_Aim of the exercise_: Only the lines holding the string "System" are needed; copy each of them from the data.

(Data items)
[Start of Attachment]

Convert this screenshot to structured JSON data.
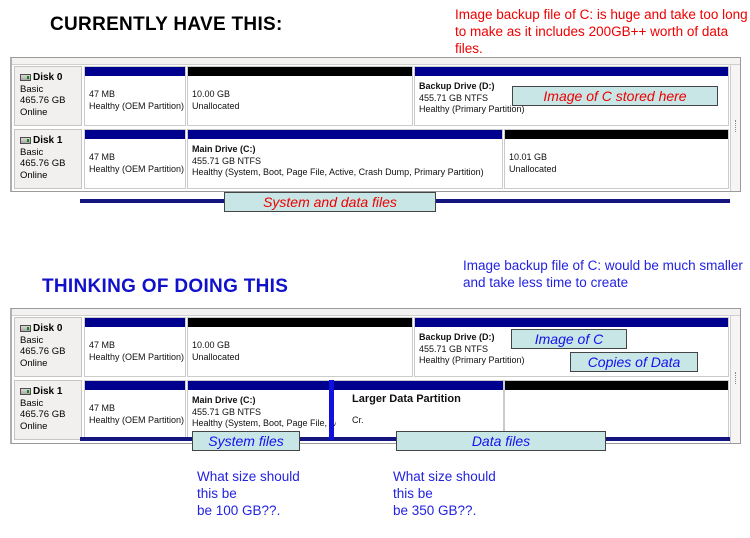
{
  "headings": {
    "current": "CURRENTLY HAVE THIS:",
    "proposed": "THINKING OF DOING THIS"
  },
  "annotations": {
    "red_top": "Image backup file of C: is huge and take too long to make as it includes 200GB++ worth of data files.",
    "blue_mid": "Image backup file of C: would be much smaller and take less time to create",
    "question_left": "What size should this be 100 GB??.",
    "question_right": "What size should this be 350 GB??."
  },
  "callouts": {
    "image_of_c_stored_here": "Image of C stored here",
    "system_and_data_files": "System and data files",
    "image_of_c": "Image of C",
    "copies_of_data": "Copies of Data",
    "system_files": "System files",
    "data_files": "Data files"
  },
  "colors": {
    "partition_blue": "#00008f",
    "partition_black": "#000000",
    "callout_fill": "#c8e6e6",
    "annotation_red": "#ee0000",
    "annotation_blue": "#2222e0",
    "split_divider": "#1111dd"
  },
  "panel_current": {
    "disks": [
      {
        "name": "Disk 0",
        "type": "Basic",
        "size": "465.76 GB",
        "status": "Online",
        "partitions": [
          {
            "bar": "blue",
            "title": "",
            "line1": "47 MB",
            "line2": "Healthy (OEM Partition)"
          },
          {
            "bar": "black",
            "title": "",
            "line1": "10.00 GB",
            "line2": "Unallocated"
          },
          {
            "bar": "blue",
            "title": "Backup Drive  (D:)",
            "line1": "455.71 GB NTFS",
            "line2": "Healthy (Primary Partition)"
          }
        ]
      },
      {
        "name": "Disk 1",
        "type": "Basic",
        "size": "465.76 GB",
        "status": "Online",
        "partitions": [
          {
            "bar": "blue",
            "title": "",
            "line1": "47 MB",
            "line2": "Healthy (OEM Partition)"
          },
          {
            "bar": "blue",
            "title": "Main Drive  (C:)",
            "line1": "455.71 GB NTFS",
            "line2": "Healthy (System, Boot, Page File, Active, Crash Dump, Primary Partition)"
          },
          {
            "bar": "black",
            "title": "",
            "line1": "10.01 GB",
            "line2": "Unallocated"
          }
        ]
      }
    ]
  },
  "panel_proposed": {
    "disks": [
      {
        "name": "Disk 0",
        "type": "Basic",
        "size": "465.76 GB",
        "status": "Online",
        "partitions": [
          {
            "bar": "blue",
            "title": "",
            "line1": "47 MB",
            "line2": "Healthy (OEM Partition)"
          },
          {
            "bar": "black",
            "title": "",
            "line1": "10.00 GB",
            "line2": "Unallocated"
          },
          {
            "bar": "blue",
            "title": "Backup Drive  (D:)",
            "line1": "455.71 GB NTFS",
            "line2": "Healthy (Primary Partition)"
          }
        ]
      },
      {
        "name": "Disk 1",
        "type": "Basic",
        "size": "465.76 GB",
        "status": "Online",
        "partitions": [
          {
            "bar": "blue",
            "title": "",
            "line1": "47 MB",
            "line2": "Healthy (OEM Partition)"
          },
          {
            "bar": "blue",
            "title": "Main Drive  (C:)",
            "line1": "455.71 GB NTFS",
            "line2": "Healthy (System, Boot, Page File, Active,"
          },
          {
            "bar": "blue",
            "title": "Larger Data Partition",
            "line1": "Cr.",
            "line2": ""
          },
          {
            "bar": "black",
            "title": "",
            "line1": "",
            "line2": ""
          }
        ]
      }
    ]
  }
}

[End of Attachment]

_Response box_:
    "system_and_data_files": "System and data files",
    "system_files": "System files",
            "line2": "Healthy (System, Boot, Page File, Active, Crash Dump, Primary Partition)"
            "line2": "Healthy (System, Boot, Page File, Active,"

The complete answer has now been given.